▶ ABOUT THIS EXERCISE: Reproduce the entries below in full and without error.

━━━ EXCERPTED RECORDS

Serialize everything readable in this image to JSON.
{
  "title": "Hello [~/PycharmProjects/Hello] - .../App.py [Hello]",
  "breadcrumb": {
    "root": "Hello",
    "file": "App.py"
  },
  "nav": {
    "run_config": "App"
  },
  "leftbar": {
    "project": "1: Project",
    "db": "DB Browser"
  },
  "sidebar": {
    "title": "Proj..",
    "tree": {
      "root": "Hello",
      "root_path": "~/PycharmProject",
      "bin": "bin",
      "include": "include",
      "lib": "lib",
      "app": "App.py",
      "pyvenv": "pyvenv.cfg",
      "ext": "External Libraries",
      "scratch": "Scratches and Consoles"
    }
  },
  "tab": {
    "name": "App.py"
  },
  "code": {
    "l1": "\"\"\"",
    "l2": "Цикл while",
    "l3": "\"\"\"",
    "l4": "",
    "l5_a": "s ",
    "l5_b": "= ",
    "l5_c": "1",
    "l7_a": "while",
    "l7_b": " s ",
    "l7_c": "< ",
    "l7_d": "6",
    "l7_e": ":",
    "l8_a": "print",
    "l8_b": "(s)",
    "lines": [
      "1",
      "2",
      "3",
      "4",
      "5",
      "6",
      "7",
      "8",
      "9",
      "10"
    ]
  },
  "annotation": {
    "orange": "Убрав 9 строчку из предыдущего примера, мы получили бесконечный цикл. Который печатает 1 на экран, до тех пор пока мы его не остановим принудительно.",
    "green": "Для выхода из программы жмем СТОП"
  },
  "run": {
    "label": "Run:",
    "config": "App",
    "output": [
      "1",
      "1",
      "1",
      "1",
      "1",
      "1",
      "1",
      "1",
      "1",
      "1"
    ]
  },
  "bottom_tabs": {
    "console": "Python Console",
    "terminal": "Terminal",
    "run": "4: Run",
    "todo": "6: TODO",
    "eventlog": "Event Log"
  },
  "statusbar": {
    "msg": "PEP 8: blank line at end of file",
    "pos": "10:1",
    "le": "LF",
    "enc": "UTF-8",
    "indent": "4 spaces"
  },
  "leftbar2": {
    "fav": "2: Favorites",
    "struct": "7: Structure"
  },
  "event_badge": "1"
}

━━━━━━

▶ EXERCISE OUTPUT:
Serialize everything readable in this image to JSON.
{
  "title": "Hello [~/PycharmProjects/Hello] - .../App.py [Hello]",
  "breadcrumb": {
    "root": "Hello",
    "file": "App.py"
  },
  "nav": {
    "run_config": "App"
  },
  "leftbar": {
    "project": "1: Project",
    "db": "DB Browser"
  },
  "sidebar": {
    "title": "Proj..",
    "tree": {
      "root": "Hello",
      "root_path": "~/PycharmProject",
      "bin": "bin",
      "include": "include",
      "lib": "lib",
      "app": "App.py",
      "pyvenv": "pyvenv.cfg",
      "ext": "External Libraries",
      "scratch": "Scratches and Consoles"
    }
  },
  "tab": {
    "name": "App.py"
  },
  "code": {
    "l1": "\"\"\"",
    "l2": "Цикл while",
    "l3": "\"\"\"",
    "l4": "",
    "l5_a": "s ",
    "l5_b": "= ",
    "l5_c": "1",
    "l7_a": "while",
    "l7_b": " s ",
    "l7_c": "< ",
    "l7_d": "6",
    "l7_e": ":",
    "l8_a": "print",
    "l8_b": "(s)",
    "lines": [
      "1",
      "2",
      "3",
      "4",
      "5",
      "6",
      "7",
      "8",
      "9",
      "10"
    ]
  },
  "annotation": {
    "orange": "Убрав 9 строчку из предыдущего примера, мы получили бесконечный цикл. Который печатает 1 на экран, до тех пор пока мы его не остановим принудительно.",
    "green": "Для выхода из программы жмем СТОП"
  },
  "run": {
    "label": "Run:",
    "config": "App",
    "output": [
      "1",
      "1",
      "1",
      "1",
      "1",
      "1",
      "1",
      "1",
      "1",
      "1"
    ]
  },
  "bottom_tabs": {
    "console": "Python Console",
    "terminal": "Terminal",
    "run": "4: Run",
    "todo": "6: TODO",
    "eventlog": "Event Log"
  },
  "statusbar": {
    "msg": "PEP 8: blank line at end of file",
    "pos": "10:1",
    "le": "LF",
    "enc": "UTF-8",
    "indent": "4 spaces"
  },
  "leftbar2": {
    "fav": "2: Favorites",
    "struct": "7: Structure"
  },
  "event_badge": "1"
}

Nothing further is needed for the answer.